Work to complete:
Without including any images, repeat the data exactly.

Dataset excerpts
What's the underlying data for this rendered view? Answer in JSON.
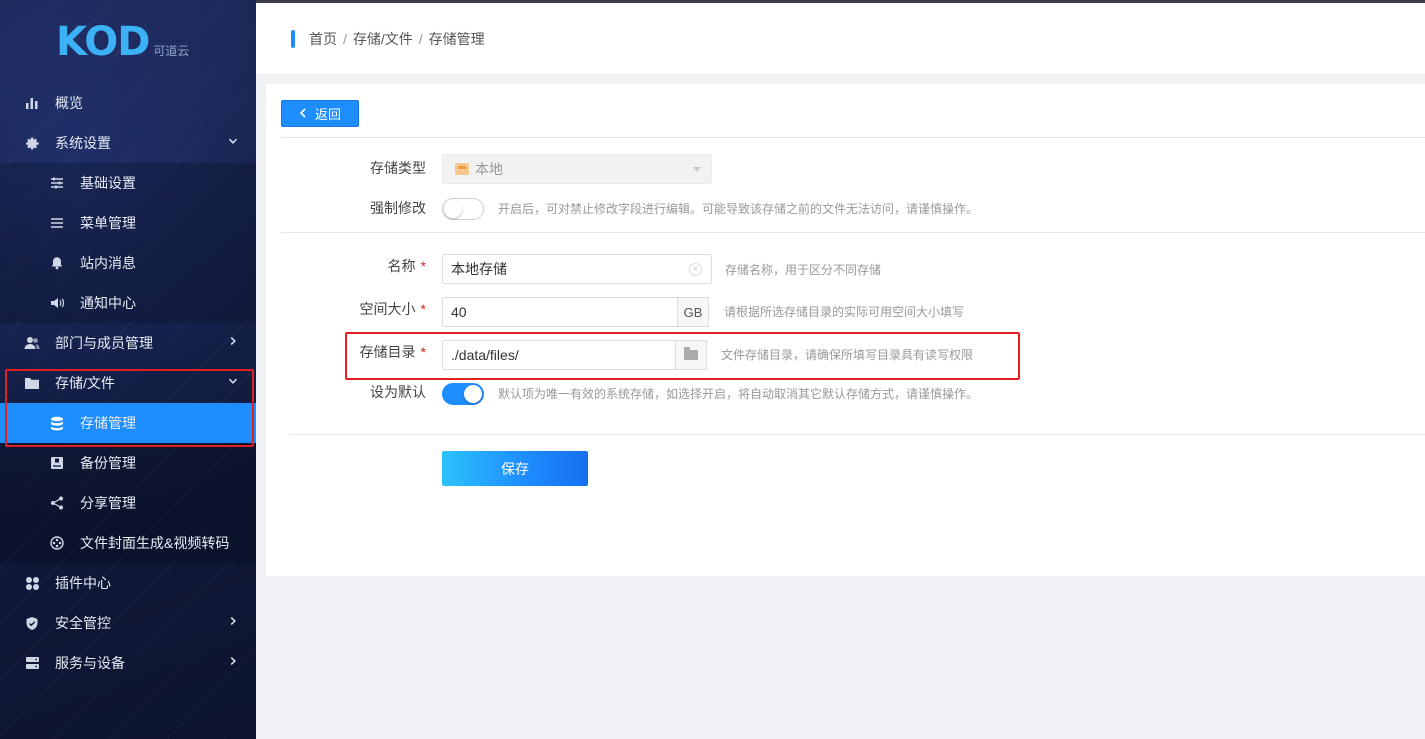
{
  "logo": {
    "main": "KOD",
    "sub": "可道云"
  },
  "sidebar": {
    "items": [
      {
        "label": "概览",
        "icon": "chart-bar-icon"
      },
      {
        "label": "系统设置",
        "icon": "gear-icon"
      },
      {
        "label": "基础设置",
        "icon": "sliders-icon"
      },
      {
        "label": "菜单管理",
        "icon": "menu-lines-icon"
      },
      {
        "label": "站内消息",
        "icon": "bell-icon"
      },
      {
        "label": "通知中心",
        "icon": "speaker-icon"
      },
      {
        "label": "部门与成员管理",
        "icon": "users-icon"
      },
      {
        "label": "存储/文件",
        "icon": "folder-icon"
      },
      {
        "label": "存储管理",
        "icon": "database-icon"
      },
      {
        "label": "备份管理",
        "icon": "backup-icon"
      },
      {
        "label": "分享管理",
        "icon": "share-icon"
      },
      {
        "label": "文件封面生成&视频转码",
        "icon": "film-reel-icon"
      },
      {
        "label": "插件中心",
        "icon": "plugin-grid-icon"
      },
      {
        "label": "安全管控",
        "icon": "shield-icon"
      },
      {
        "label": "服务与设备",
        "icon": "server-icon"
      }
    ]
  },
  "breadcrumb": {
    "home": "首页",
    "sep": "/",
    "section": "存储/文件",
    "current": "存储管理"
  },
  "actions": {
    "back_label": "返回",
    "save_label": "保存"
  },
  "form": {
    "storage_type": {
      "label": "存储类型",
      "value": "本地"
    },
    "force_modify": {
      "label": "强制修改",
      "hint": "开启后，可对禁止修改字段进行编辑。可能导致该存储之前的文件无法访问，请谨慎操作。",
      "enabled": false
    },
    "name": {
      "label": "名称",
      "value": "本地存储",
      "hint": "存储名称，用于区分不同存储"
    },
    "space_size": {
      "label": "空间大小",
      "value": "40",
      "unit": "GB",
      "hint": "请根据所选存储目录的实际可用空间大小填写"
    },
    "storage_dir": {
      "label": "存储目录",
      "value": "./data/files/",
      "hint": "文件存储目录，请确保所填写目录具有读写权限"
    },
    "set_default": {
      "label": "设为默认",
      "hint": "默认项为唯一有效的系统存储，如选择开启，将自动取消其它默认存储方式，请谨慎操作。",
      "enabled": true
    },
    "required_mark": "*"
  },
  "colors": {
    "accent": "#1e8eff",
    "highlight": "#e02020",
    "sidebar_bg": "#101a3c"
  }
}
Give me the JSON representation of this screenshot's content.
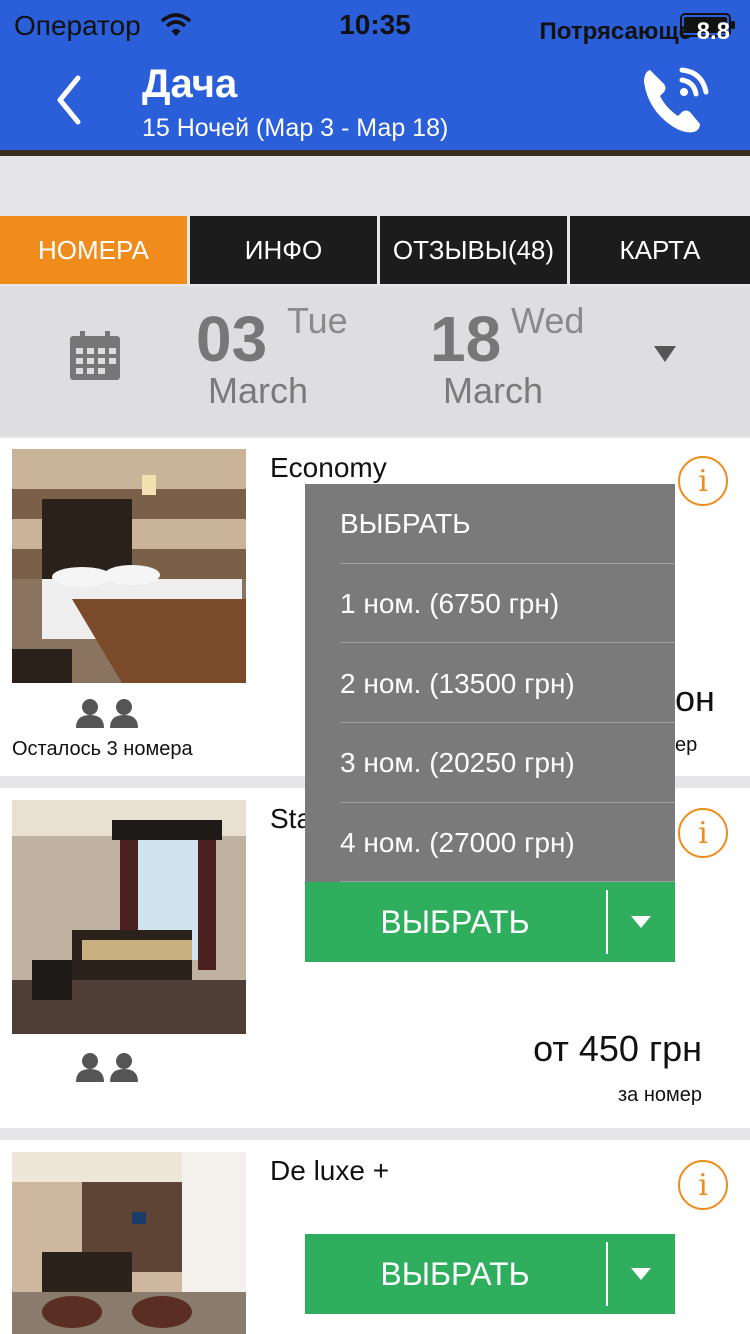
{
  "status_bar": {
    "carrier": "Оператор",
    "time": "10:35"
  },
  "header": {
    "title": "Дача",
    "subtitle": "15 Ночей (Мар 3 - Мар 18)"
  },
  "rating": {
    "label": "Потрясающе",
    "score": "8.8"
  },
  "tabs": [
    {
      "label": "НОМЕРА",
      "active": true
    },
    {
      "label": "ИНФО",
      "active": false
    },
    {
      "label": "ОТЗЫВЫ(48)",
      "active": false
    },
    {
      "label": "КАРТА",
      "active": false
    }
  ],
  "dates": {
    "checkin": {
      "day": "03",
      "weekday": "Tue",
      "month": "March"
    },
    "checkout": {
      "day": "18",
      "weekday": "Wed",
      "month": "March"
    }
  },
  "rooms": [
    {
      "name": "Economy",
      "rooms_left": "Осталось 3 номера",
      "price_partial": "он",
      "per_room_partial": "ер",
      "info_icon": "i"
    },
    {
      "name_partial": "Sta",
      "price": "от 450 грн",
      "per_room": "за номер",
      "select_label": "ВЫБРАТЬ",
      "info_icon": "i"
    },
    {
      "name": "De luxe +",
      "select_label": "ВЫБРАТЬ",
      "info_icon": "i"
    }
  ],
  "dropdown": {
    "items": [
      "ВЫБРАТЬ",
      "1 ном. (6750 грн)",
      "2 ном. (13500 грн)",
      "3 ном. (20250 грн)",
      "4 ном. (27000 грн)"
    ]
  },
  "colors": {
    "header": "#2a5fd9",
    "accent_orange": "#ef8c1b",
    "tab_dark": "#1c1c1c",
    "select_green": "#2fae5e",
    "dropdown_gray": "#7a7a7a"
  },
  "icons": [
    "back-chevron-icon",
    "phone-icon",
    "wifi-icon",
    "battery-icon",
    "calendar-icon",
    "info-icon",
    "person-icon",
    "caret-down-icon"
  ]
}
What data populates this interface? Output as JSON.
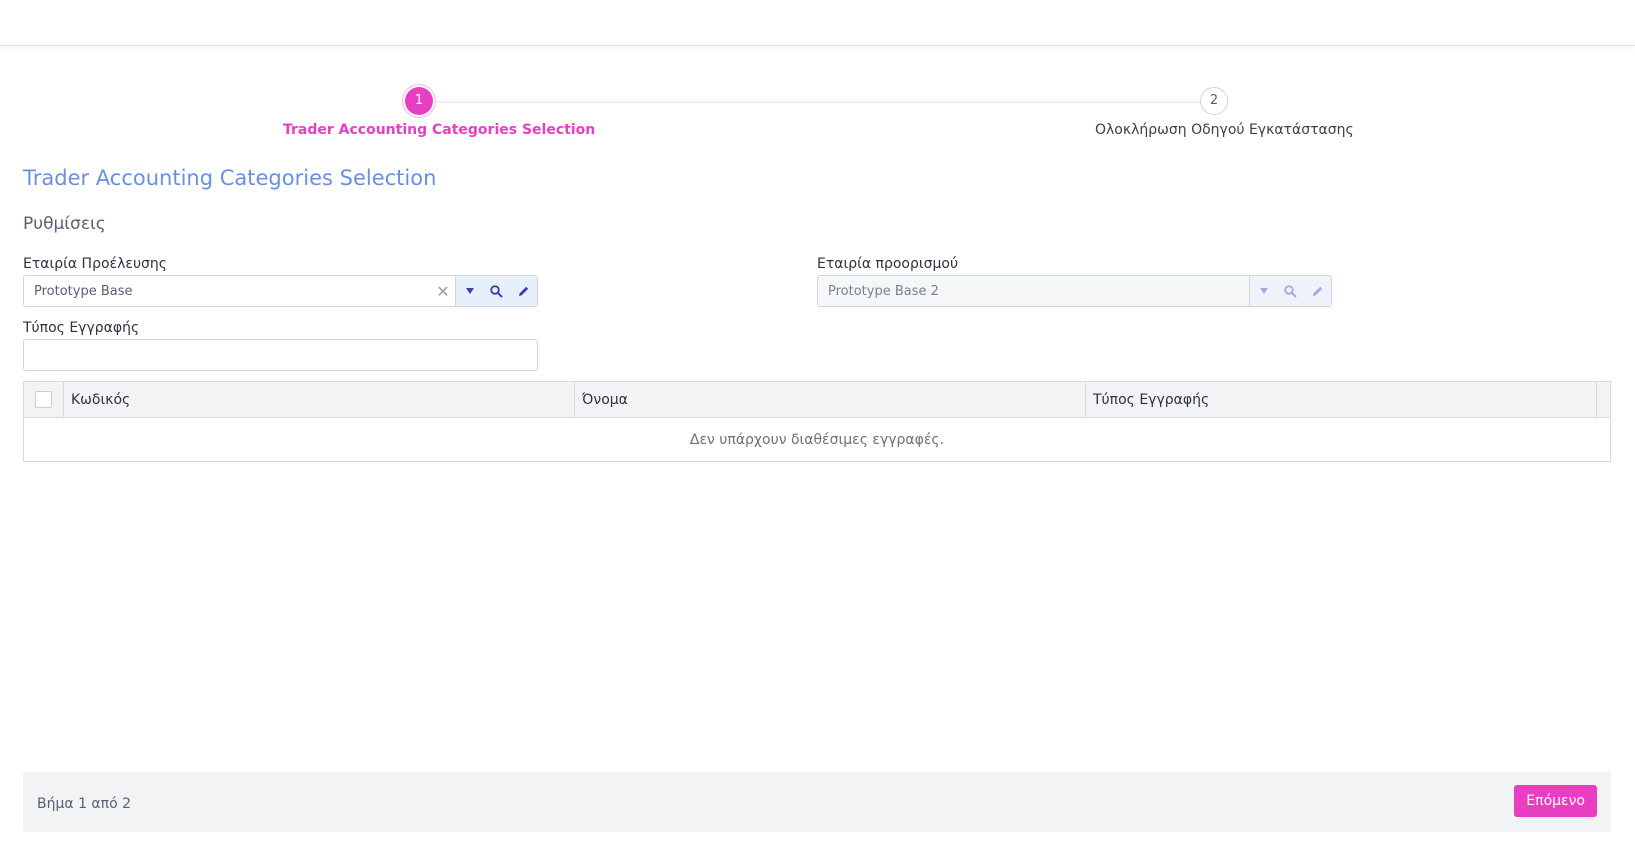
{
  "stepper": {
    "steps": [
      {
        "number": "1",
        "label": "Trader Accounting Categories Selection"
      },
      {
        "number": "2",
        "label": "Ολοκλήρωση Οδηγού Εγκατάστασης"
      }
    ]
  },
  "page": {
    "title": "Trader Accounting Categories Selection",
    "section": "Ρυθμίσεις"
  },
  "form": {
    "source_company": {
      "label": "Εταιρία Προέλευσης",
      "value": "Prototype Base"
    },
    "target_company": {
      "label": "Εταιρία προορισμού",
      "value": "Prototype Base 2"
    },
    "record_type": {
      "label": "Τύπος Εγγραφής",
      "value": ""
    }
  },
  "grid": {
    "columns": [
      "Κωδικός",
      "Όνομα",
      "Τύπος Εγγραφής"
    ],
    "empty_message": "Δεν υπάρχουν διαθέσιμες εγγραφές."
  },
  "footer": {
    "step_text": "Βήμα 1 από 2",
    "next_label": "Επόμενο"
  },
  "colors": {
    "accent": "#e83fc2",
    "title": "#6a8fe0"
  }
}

Answer to this task:
What's the underlying data for this rendered view? Answer in JSON.
{
  "logo": {
    "main": "KOD",
    "sub": "可道云"
  },
  "sidebar": {
    "items": [
      {
        "label": "概览",
        "icon": "chart-bar-icon"
      },
      {
        "label": "系统设置",
        "icon": "gear-icon"
      },
      {
        "label": "基础设置",
        "icon": "sliders-icon"
      },
      {
        "label": "菜单管理",
        "icon": "menu-lines-icon"
      },
      {
        "label": "站内消息",
        "icon": "bell-icon"
      },
      {
        "label": "通知中心",
        "icon": "speaker-icon"
      },
      {
        "label": "部门与成员管理",
        "icon": "users-icon"
      },
      {
        "label": "存储/文件",
        "icon": "folder-icon"
      },
      {
        "label": "存储管理",
        "icon": "database-icon"
      },
      {
        "label": "备份管理",
        "icon": "backup-icon"
      },
      {
        "label": "分享管理",
        "icon": "share-icon"
      },
      {
        "label": "文件封面生成&视频转码",
        "icon": "film-reel-icon"
      },
      {
        "label": "插件中心",
        "icon": "plugin-grid-icon"
      },
      {
        "label": "安全管控",
        "icon": "shield-icon"
      },
      {
        "label": "服务与设备",
        "icon": "server-icon"
      }
    ]
  },
  "breadcrumb": {
    "home": "首页",
    "sep": "/",
    "section": "存储/文件",
    "current": "存储管理"
  },
  "actions": {
    "back_label": "返回",
    "save_label": "保存"
  },
  "form": {
    "storage_type": {
      "label": "存储类型",
      "value": "本地"
    },
    "force_modify": {
      "label": "强制修改",
      "hint": "开启后，可对禁止修改字段进行编辑。可能导致该存储之前的文件无法访问，请谨慎操作。",
      "enabled": false
    },
    "name": {
      "label": "名称",
      "value": "本地存储",
      "hint": "存储名称，用于区分不同存储"
    },
    "space_size": {
      "label": "空间大小",
      "value": "40",
      "unit": "GB",
      "hint": "请根据所选存储目录的实际可用空间大小填写"
    },
    "storage_dir": {
      "label": "存储目录",
      "value": "./data/files/",
      "hint": "文件存储目录，请确保所填写目录具有读写权限"
    },
    "set_default": {
      "label": "设为默认",
      "hint": "默认项为唯一有效的系统存储，如选择开启，将自动取消其它默认存储方式，请谨慎操作。",
      "enabled": true
    },
    "required_mark": "*"
  },
  "colors": {
    "accent": "#1e8eff",
    "highlight": "#e02020",
    "sidebar_bg": "#101a3c"
  }
}
Give me the JSON representation of this screenshot's content.
{
  "status_bar": {
    "carrier": "Оператор",
    "time": "10:35"
  },
  "header": {
    "title": "Дача",
    "subtitle": "15 Ночей (Мар 3 - Мар 18)"
  },
  "rating": {
    "label": "Потрясающе",
    "score": "8.8"
  },
  "tabs": [
    {
      "label": "НОМЕРА",
      "active": true
    },
    {
      "label": "ИНФО",
      "active": false
    },
    {
      "label": "ОТЗЫВЫ(48)",
      "active": false
    },
    {
      "label": "КАРТА",
      "active": false
    }
  ],
  "dates": {
    "checkin": {
      "day": "03",
      "weekday": "Tue",
      "month": "March"
    },
    "checkout": {
      "day": "18",
      "weekday": "Wed",
      "month": "March"
    }
  },
  "rooms": [
    {
      "name": "Economy",
      "rooms_left": "Осталось 3 номера",
      "price_partial": "он",
      "per_room_partial": "ер",
      "info_icon": "i"
    },
    {
      "name_partial": "Sta",
      "price": "от 450 грн",
      "per_room": "за номер",
      "select_label": "ВЫБРАТЬ",
      "info_icon": "i"
    },
    {
      "name": "De luxe +",
      "select_label": "ВЫБРАТЬ",
      "info_icon": "i"
    }
  ],
  "dropdown": {
    "items": [
      "ВЫБРАТЬ",
      "1 ном. (6750 грн)",
      "2 ном. (13500 грн)",
      "3 ном. (20250 грн)",
      "4 ном. (27000 грн)"
    ]
  },
  "colors": {
    "header": "#2a5fd9",
    "accent_orange": "#ef8c1b",
    "tab_dark": "#1c1c1c",
    "select_green": "#2fae5e",
    "dropdown_gray": "#7a7a7a"
  },
  "icons": [
    "back-chevron-icon",
    "phone-icon",
    "wifi-icon",
    "battery-icon",
    "calendar-icon",
    "info-icon",
    "person-icon",
    "caret-down-icon"
  ]
}
What data populates this interface? Output as JSON.
{
  "stepper": {
    "steps": [
      {
        "number": "1",
        "label": "Trader Accounting Categories Selection"
      },
      {
        "number": "2",
        "label": "Ολοκλήρωση Οδηγού Εγκατάστασης"
      }
    ]
  },
  "page": {
    "title": "Trader Accounting Categories Selection",
    "section": "Ρυθμίσεις"
  },
  "form": {
    "source_company": {
      "label": "Εταιρία Προέλευσης",
      "value": "Prototype Base"
    },
    "target_company": {
      "label": "Εταιρία προορισμού",
      "value": "Prototype Base 2"
    },
    "record_type": {
      "label": "Τύπος Εγγραφής",
      "value": ""
    }
  },
  "grid": {
    "columns": [
      "Κωδικός",
      "Όνομα",
      "Τύπος Εγγραφής"
    ],
    "empty_message": "Δεν υπάρχουν διαθέσιμες εγγραφές."
  },
  "footer": {
    "step_text": "Βήμα 1 από 2",
    "next_label": "Επόμενο"
  },
  "colors": {
    "accent": "#e83fc2",
    "title": "#6a8fe0"
  }
}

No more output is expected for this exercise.